Tuesday 18 June
Radiated tortoise (Astrochelys radiata)
Radiated tortoise fact file
- Find out more
- Print factsheet
Radiated tortoise description
The radiated tortoise (Astrochelys radiata) of Madagascar is one of the most attractive of all the tortoises. The high-domed, dark carapace is marked by brilliant yellow lines that radiate from the centre of each plate and create this tortoise's distinctive pattern (2). As individuals age, the dark pigment in the shell fades, producing a lighter coloured shell (4). The legs, feet and blunt-shaped head are also yellow in colour with the exception of a dark patch on the top of the head (2). Males can be distinguished by their longer tails and a notch in the under shell (plastron), below the tail (2). Juveniles are black and off-white when they hatch, but quickly develop the adult's striking colouration (2).
- Asterochelys radiata, Geochelone radiata, Testudo coui, Testudo desertorum, Testudo hypselonata, Testudo radiata.
- Tortue Radiée De Madagascar, Tortue Rayonnée.
- Tortuga Estrellada De Madagascar, Tortuga Rayada. Top
- The top shell of a turtle. In arthropods (insects, crabs etc), the fused head and thorax (the part of the body located near the head) also known as ‘cephalothorax’.
- A species or taxonomic group that is only found in one particular country or geographic area.

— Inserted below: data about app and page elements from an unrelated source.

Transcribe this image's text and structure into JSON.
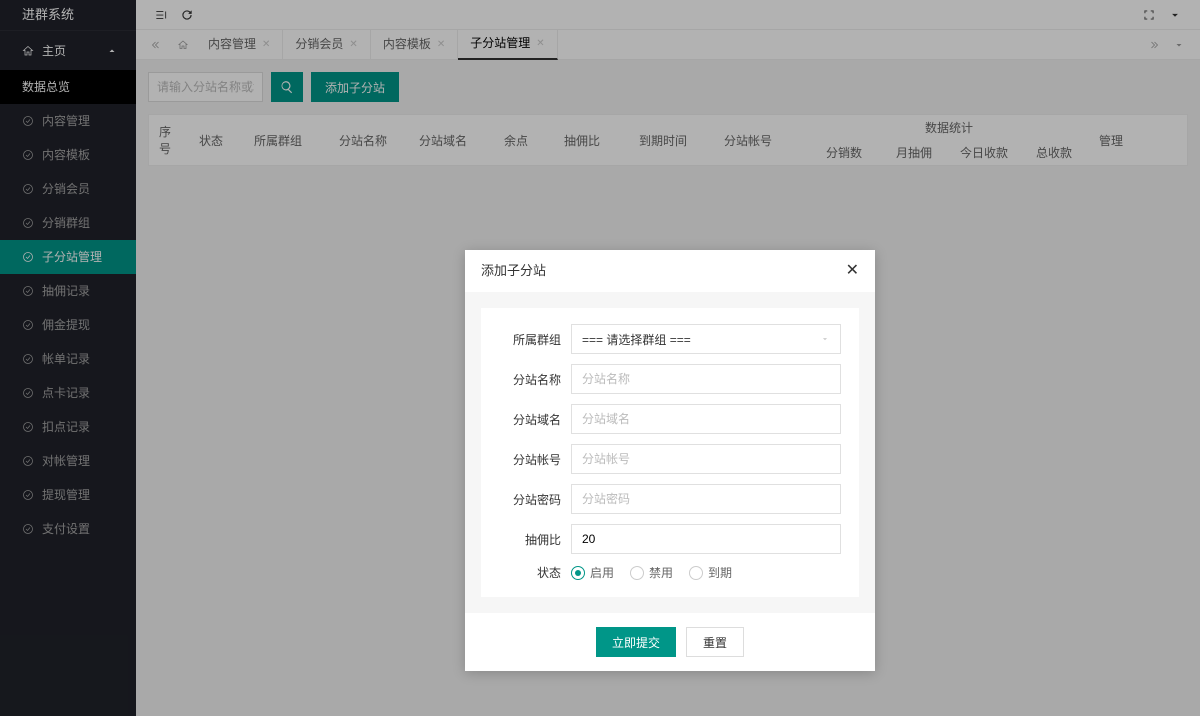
{
  "logo": "进群系统",
  "nav_header": "主页",
  "sidebar": {
    "items": [
      {
        "label": "数据总览",
        "selected": true
      },
      {
        "label": "内容管理"
      },
      {
        "label": "内容模板"
      },
      {
        "label": "分销会员"
      },
      {
        "label": "分销群组"
      },
      {
        "label": "子分站管理",
        "active": true
      },
      {
        "label": "抽佣记录"
      },
      {
        "label": "佣金提现"
      },
      {
        "label": "帐单记录"
      },
      {
        "label": "点卡记录"
      },
      {
        "label": "扣点记录"
      },
      {
        "label": "对帐管理"
      },
      {
        "label": "提现管理"
      },
      {
        "label": "支付设置"
      }
    ]
  },
  "tabs": [
    {
      "label": "内容管理"
    },
    {
      "label": "分销会员"
    },
    {
      "label": "内容模板"
    },
    {
      "label": "子分站管理",
      "active": true
    }
  ],
  "search": {
    "placeholder": "请输入分站名称或域名"
  },
  "btn_add": "添加子分站",
  "table_headers": {
    "seq": "序号",
    "status": "状态",
    "group": "所属群组",
    "name": "分站名称",
    "domain": "分站域名",
    "balance": "余点",
    "commission": "抽佣比",
    "expire": "到期时间",
    "account": "分站帐号",
    "stats": "数据统计",
    "stats_sub": {
      "dist": "分销数",
      "month": "月抽佣",
      "today": "今日收款",
      "total": "总收款"
    },
    "manage": "管理"
  },
  "modal": {
    "title": "添加子分站",
    "fields": {
      "group": {
        "label": "所属群组",
        "placeholder": "=== 请选择群组 ==="
      },
      "name": {
        "label": "分站名称",
        "placeholder": "分站名称"
      },
      "domain": {
        "label": "分站域名",
        "placeholder": "分站域名"
      },
      "account": {
        "label": "分站帐号",
        "placeholder": "分站帐号"
      },
      "password": {
        "label": "分站密码",
        "placeholder": "分站密码"
      },
      "commission": {
        "label": "抽佣比",
        "value": "20"
      },
      "status": {
        "label": "状态",
        "options": {
          "enable": "启用",
          "disable": "禁用",
          "expire": "到期"
        }
      }
    },
    "submit": "立即提交",
    "reset": "重置"
  }
}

- In reptiles, the ventral shell of a turtle or tortoise.
IUCN Red List (October, 2009)
Animal Diversity Web (September, 2003)
CITES (September, 2003)
- Gibson, R. (2004) Pers. comm.
World Turtle Database (September, 2003)
- view the contents of, and Material on, the website;
Radiated tortoise biology
Males reach sexual maturity once they have attained a carapace length of around 30 cm (2). Rival males will fight during the breeding season and attempt to roll one another onto their backs. They initiate courtship by a head-bobbing display and smelling the female's hind legs. This is followed by energetic circling and butting of the female's carapace. Once mating has occurred, the female lays her clutch of 3–12 eggs in a nest dug into the ground (2). Eggs are laid at the end of the wet season, between February and April, and hatch after 10 months or more (4). Hatchlings emerge within a few weeks of one another at the onset of the next rains, in November or December (4).Top
Radiated tortoise rangeTop
Radiated tortoise habitat
Inhabits the dry thorn forests and tropical woodlands of southern Madagascar (2).Top
Radiated tortoise statusTop
Radiated tortoise threats
The island of Madagascar has suffered widespread habitat destruction as the land is cleared to make way for charcoal production and short-term unsustainable development (4). In addition to habitat loss, these striking tortoises are targeted by the international pet trade and are also captured for food in some areas (2).Top
Radiated tortoise conservation
International trade in radiated tortoises is prohibited by its listing on Appendix I of the Convention on International Trade in Endangered Species (CITES) (3). A number of conservation initiatives have recently begun under the jurisdiction of international conservation organisations such as the Wildlife Conservation Society (WCS) (4).Top
This information is awaiting authentication by a species expert, and will be updated as soon as possible. If you are able to help please contact:
Terms and Conditions of Use of Materials
Visitors to this website (End Users) are entitled to:
Additional use of flagged material
Green flagged material
Creative commons material
Any other use